In Part 4 the Peace Quilt became part of the permanent collection at the National Liberty Museum in Philadelphia, and Milly became an important part of my classroom. Children adored her. She loved singing, and Milly’s favorite song was our favorite song, too – “God Bless America.”
“Jennie, can we sing again? Can we sing “God Bless America?” This was what I heard from children, every day. I sing many songs with children, all kinds of songs. So, why was this particular song the favorite? I don’t know. But, what I do know is to pay attention to children and what they gravitate towards. My lesson plans might be terrific, but I know intuitively that what children are drawn to, is far more important. I paid attention. And it grew. When children were in the playground they started singing on their own for other children. They sang all the time for Milly. She joined in, and she loved it!
I had to do more, because the children wanted, needed, more. Veterans Day arrived and we invited soldiers into the classroom to say Thank You, and of course to sing.
Milly spent time at school making a red, white, and blue outfit for Gloria- at the request of children.
When the holidays were approaching, I had this pit in my stomach. I just felt like I was giving hungry children little bits of food instead of a big meal. So, I decided we would make a God Bless America book for families as a holiday gift. This would be our own version, based on Lizzie’s favorite book. What a treasure this book became!
We wrote all the words and made our own illustrations.
I didn’t know it at the time, but this book would have a profound influence and effect later on. But, I’m getting ahead of myself…
When the holidays were over and we were back to school, things really hadn’t changed. Children built a ‘hill’ in the snow as ‘their’ stage to sing. They were often on the soccer bench at the far end of the playground. I could hear their voices raised in song. Everybody could.

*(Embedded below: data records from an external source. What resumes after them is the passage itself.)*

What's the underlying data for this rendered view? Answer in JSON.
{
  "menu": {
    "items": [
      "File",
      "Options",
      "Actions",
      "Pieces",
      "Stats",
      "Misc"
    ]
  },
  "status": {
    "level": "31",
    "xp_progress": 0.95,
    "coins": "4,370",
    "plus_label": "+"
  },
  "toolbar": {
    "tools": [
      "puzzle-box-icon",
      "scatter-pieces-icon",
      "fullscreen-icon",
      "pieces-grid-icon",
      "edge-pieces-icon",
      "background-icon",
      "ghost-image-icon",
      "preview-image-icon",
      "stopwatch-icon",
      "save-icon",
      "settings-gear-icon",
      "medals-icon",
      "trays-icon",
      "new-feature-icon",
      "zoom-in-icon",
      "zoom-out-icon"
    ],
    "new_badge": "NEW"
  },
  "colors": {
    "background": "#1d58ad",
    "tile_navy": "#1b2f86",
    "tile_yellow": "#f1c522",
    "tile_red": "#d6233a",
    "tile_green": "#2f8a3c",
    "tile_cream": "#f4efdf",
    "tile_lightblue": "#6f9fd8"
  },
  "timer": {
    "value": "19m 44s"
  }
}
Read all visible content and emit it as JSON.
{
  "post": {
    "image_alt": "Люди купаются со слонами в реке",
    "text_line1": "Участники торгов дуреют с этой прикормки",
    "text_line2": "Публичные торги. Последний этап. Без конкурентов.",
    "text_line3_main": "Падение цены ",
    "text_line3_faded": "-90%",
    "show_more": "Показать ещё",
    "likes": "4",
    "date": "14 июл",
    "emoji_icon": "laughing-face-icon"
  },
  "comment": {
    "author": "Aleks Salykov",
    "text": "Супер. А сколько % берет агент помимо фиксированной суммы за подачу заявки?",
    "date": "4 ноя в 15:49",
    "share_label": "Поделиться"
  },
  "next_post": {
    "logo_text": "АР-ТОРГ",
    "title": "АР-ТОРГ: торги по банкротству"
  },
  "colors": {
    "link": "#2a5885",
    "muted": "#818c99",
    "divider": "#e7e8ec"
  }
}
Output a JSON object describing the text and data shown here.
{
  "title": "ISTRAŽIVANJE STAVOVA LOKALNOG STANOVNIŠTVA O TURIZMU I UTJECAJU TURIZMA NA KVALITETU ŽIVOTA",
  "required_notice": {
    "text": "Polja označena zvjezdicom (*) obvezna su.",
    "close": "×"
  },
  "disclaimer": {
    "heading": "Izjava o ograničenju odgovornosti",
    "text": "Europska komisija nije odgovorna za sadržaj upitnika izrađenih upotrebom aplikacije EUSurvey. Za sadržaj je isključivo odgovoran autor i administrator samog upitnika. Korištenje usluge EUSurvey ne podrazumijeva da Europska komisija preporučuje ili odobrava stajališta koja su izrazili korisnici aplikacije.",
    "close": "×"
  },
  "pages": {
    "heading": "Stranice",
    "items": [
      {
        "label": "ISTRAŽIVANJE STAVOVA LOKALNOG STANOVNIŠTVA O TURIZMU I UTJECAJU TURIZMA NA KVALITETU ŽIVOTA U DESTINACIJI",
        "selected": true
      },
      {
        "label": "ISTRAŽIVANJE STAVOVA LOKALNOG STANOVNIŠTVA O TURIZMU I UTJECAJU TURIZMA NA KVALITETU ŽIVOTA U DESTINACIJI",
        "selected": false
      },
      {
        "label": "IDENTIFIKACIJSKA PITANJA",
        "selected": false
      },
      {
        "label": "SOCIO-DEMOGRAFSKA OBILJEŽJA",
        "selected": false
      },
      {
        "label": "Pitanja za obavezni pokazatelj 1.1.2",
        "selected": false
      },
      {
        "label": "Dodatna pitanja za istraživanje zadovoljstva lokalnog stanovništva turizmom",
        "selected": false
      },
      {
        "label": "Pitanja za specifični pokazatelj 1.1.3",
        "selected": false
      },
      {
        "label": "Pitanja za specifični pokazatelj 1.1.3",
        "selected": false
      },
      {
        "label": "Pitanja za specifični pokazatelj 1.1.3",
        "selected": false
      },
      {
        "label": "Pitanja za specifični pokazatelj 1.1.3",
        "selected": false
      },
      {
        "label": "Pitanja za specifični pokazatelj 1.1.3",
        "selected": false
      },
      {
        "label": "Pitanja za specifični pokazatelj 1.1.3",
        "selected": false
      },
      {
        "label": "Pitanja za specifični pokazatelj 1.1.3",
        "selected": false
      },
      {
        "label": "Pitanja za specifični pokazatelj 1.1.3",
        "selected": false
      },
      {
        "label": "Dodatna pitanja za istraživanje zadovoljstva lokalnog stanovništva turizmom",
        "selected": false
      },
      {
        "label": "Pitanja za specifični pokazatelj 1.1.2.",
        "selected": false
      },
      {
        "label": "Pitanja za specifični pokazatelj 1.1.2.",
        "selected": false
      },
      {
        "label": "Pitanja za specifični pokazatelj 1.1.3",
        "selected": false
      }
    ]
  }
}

Jennie, the children are trying to tell you they want more. Pay attention. Do something! I called Milly.
“Milly, do you think you could make another quilt with the children?” That was like asking a child if they wanted candy.
“Yes, of course! What do you have in mind?”
“A God Bless America quilt.”
“I was hoping you would say that.”
And so, we began another quilting adventure. We already knew what we wanted to have on the quilt, as we had memorized the song – singing it a zillion times will do that. We had also made our book that illustrated all those words. But, we needed to put everything into one picture for the quilt.
Again, children made all the decisions as to what would go where. Milly was there to watch. They colored the big sketch, which reinforced the words to the song, and reinforced what they wanted. It was their ‘statement’ and they were proud.
Look at Milly’s big smile! Children couldn’t get enough of picking fabrics and watching everything come to life. Look carefully at the quilt:
I didn’t notice it at first. Do you see the large white center? That’s the United States of America. In New York, there is the child’s Statue of Liberty. There’s “night” and the “light from above”, “mountains” and “prairies” and “ocean”, and of course “home sweet home”. I wish you could see this in the flesh.
The newspaper wanted to do an article, and the Post Office wanted us to hang the quilt for ‘the world’ to see.
Milly was now quite well known!
“Jennie, where will the quilt go?” People were starting to ask. The Postmaster wanted to know. Our school’s director wanted to know. Milly hadn’t asked me…yet. And then it came to me. The quilt was museum-worthy, much like the Peace Quilt. But, I wrestled with what museum would be best and most appropriate. My first thought was the song, “God Bless America”, and I researched Irving Berlin and museums where much of his memorabilia is located.
An interesting fact about the song: Irving Berlin thought “The Star-Spangled Banner” was too difficult. He was not a big fan of the song, especially as our National Anthem. That prompted him to write “God Bless America.”
The museums, while wonderful, felt limited in the sense that our quilt was about far more than Irving Berlin. It was more about patriotism. Patriotism. I had hit the nail on the head in defining the quilt and where it needed to be.
My husband immediately said, “Jennie, the most patriotic museum is in New York City. It’s a restored aircraft carrier, the USS Intrepid.” Why did I not know this?! I researched the museum (perfect fit) and immediately contacted the director, the ‘top dog’. To my surprise she got back to me right away. Boy, was she excited! So, we were off – again – with families and children in tow. Milly’s family made the trip, too. The event was far more than I expected… and it took a major turn. Stay tuned for Part 6.